These large, dense snakes are found in a range of environments, from tropical rainforests to semi-arid and desert-like conditions. Boas do climb, especially when young, but mature snakes are more surface-dwelling and don’t need a lot of trees or perches on which to climb in their living space. Like many reptiles, boa constrictors are nocturnal and are much more active and fun to watch at night.
Keep reading to learn more about this beautiful and unique exotic reptile before deciding if the boa constrictor is the right pet for you and where you can find boa constrictors for sale near you!
Setting Up a Boa Constrictor Vivarium
New boa constrictor owners will need this equipment to set up the proper vivarium (terrarium habitat) for their new pet:
Enclosure that is at least 4’ x 2’ x 4’. A larger terrarium is better; this recommendation is the minimum size. Important fact: House multiple snakes in separate enclosures.
Boa constrictors live best on a day that is divided into 13 hours of daylight and 11 hours of darkness. There is conflicting data about if boa constrictors require, or thrive in UVB light. The latest information discusses the benefits of UVB light for boa constrictors. Reptifiles.com offers details on exact placement of lights and brands that offer superior light and heat for your pet boa constrictor. The Royal Veterinary College at the University of London also offers additional guidance on UV lighting, temperature and humidity requirements.
Our experienced terrarium vendors at our shows can advise you about UVB lighting and heat lamps for your enclosure.
Basking is a natural instinct for boa constrictors, and it is important for a boa constrictor owner to take this into account when setting up their living space. These reptiles rely on external resources to keep their body temperature at the right level. When a boa constrictor has sensations that its body temperature needs to be warmed up, its natural instinct is to search for a warmer spot, which is commonly known as a basking spot. The snake might only stay in their basking spot for 20 or so minutes, but it naturally knows the right amount of time it needs to spend there to keep its body temperature at the right level.
The basking area for a boa constrictor should be between 75-80 degrees Fahrenheit, up to 90 degrees Fahrenheit. Using a tree limb beneath a basking lamp will give the snake a good area for basking. The use of a digital probe thermometer in the basking area, and another on the base, is something that is helpful for boa constrictor owners to regulate their pet’s enclosure.
Size & Lifespan
The boa constrictor ranges in size from 5 to 10 feet long when mature, so their housing needs to be of a large scale. They normally do not exceed 60 pounds in weight. Unlike other species, the male boa constrictor is usually smaller than the female. Their lifespan of 20 to 25 years requires a longtime commitment of owning such a pet, so when considering a boa as a pet, owners need to be certain they’re ready for this type of obligation. When pet owners provide excellent care and the best environment for their boa constrictor, these snakes have lived as long as 40 years or more. Boa constrictors are considered to be one of the longest-living snakes in the world.

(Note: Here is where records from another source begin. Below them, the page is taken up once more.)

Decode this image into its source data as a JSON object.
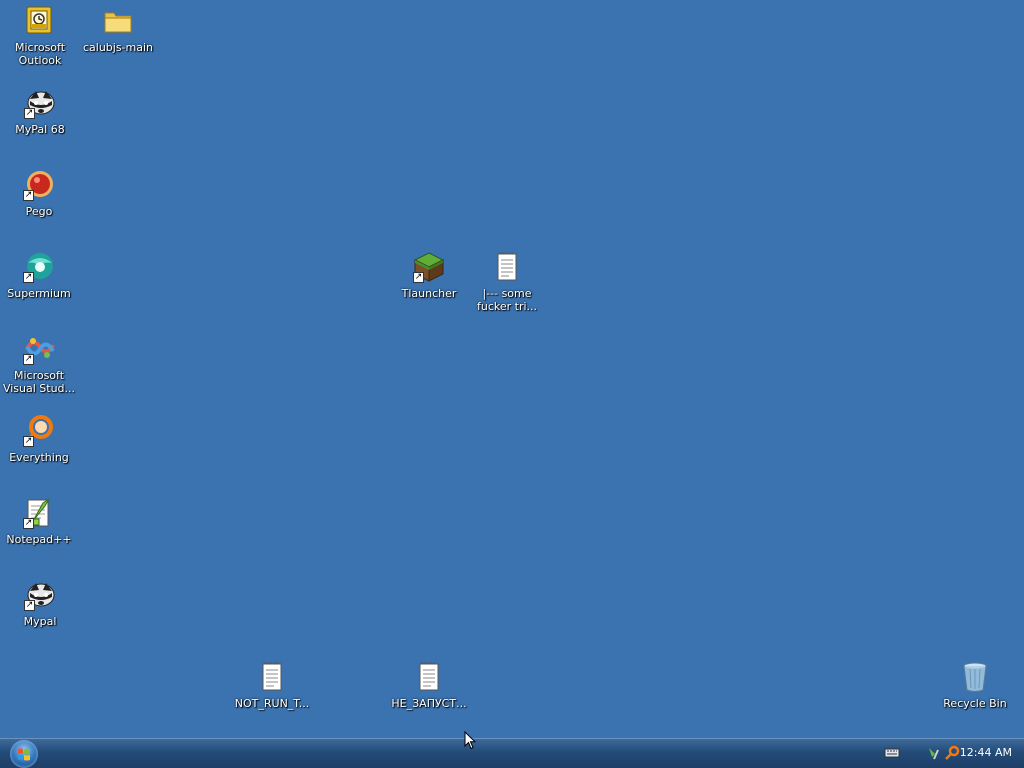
{
  "desktop": {
    "icons": {
      "outlook": "Microsoft Outlook",
      "calubjs": "calubjs-main",
      "mypal68": "MyPal 68",
      "pego": "Pego",
      "supermium": "Supermium",
      "vstudio": "Microsoft Visual Stud...",
      "everything": "Everything",
      "notepadpp": "Notepad++",
      "mypal": "Mypal",
      "tlauncher": "Tlauncher",
      "sometxt": "|--- some fucker tri...",
      "notrun": "NOT_RUN_T...",
      "nezapusk": "НЕ_ЗАПУСТ...",
      "recycle": "Recycle Bin"
    },
    "shortcut_glyph": "↗"
  },
  "taskbar": {
    "clock": "12:44 AM"
  },
  "colors": {
    "desktop": "#3a73b0",
    "taskbar": "#244b78"
  }
}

Unlike most snakes that lay eggs, boa constrictors produce live births, and the babies need to be incubated. A baby boa constrictor starts out at around 15 – 20 inches and weighs only 3 – 4 ounces.
The growth pattern of boa constrictors is closely related to their daily feeding routine. Baby boas achieve the most growth during their first two years of life. Once the boa constrictor hits puberty, the growing will slow down a lot. Boa constrictors are carnivores, and do not eat fruits or vegetables. Frozen pre-killed mice or rats available at pet stores are recommended for feeding. Some pet owners raise their own prey; however, this method can become extremely time-consuming, not to mention expensive. Pre-killed prey is also advisable to avoid injuries to your snake if it is too tired to kill live prey that’s provided, or if they aren’t hungry at the time of feeding.

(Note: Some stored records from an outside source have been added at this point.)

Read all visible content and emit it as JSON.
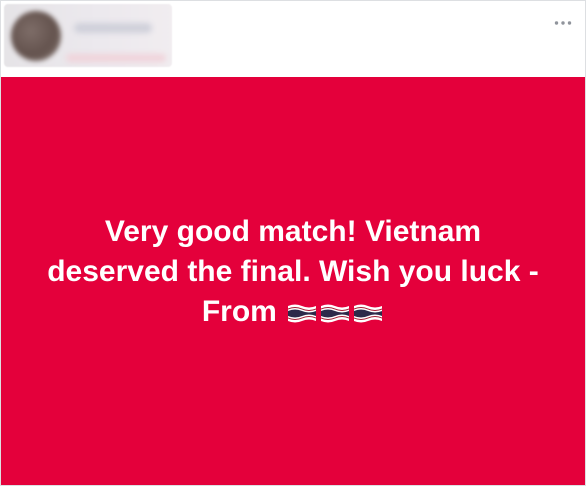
{
  "post": {
    "header": {
      "author_name": "",
      "more_icon": "more-horizontal-icon"
    },
    "status": {
      "text": "Very good match! Vietnam deserved the final. Wish you luck - From",
      "emoji": [
        "flag-thailand",
        "flag-thailand",
        "flag-thailand"
      ],
      "background_color": "#e4003b",
      "text_color": "#ffffff"
    }
  }
}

Captive-bred Snakes Make the Best Pets
When bred in captivity, boa constrictors have a more docile temperament than a snake caught in the wild. A captive-bred snake has the advantage of having a calm demeanor because they’re familiar with an enclosed tank, and human contact. As well, a captive-bred boa constrictor’s personal and health history is available and validated.
Vestigial Remnants of Pelvis and Legs

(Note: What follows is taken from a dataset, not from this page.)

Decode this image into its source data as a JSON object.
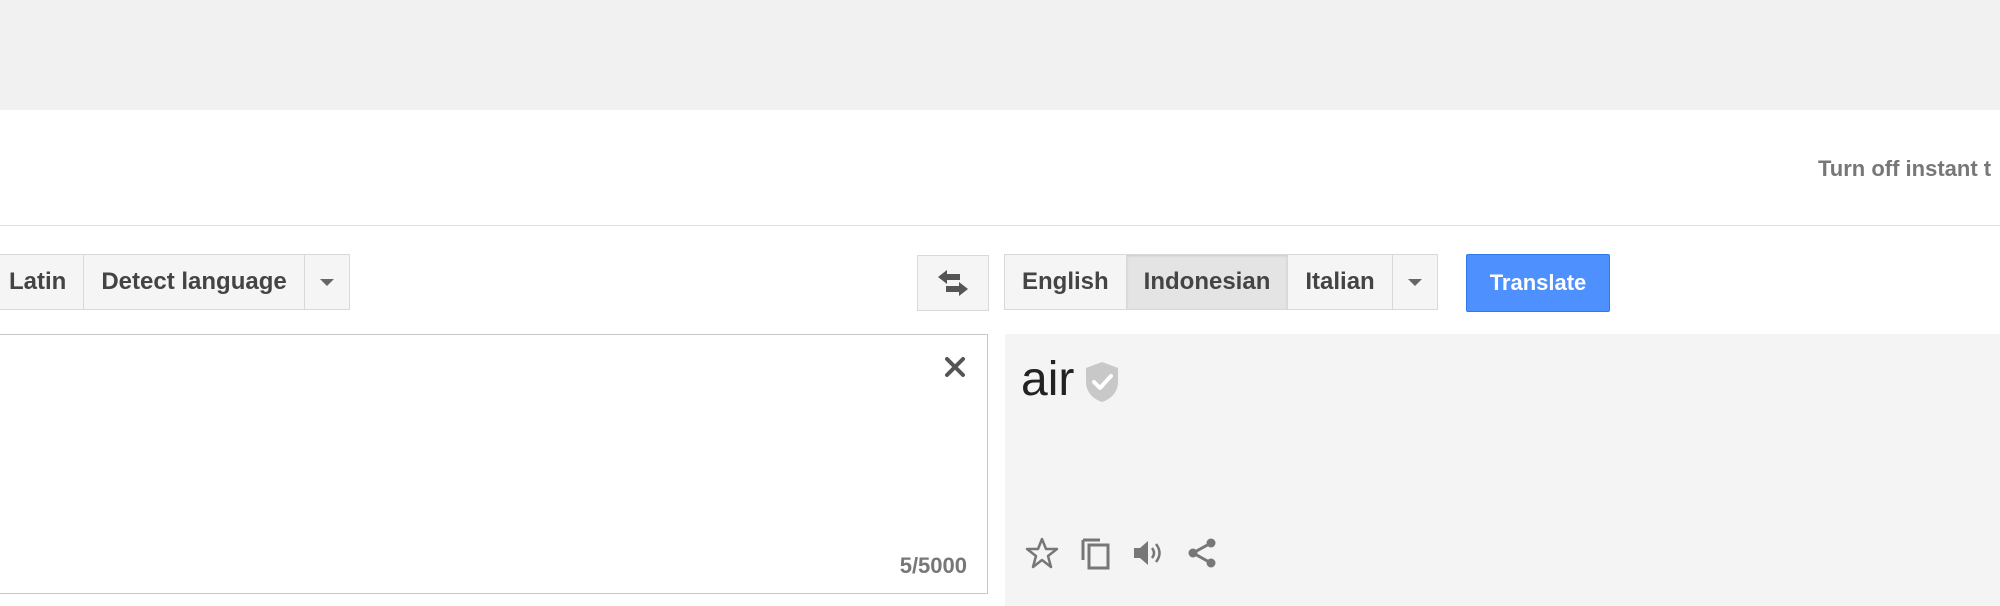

Having evolved from lizards, all snakes had legs at one time. As time passed, snakes no longer had legs, except for two species–the python and the boa constrictor. These snakes have small legs with tiny digits that are used during mating. The exact timeframe of limbless snakes emerging is unknown, but the study of fossils indicates that snakes with limbs existed 100 million years ago.
Handling a Pet Boa Constrictor
For pet owners in search of a boa constrictor that enjoys being handled, they should seek out info on the snake’s health history and the disposition of the snake’s parents. Just like people, snakes have different personalities, and some like being handled, and some do not. Boas that don’t like to be handled can serve as a beautiful showcase animal. Snakes that don’t mind being touched make great educational animals and provide companionship.
Boa constrictors have very distinctive markings that vary greatly. Their appearance is dependent on the environment in which they’re trying to hide. Their coloring ranges from tan, to yellow, red, and bright green. Spots are visible on the boa constrictor’s tail, and the markings can be circular, oblong, triangular or egg-shaped.
The differences in appearance, along with the boa constrictors’ other unique traits, make it an excellent choice as a pet.
Boa constrictors for sale can be found in online reptile shops, local pet shops, directly from breeders, or at reptile expos like our own Reptile Super Show.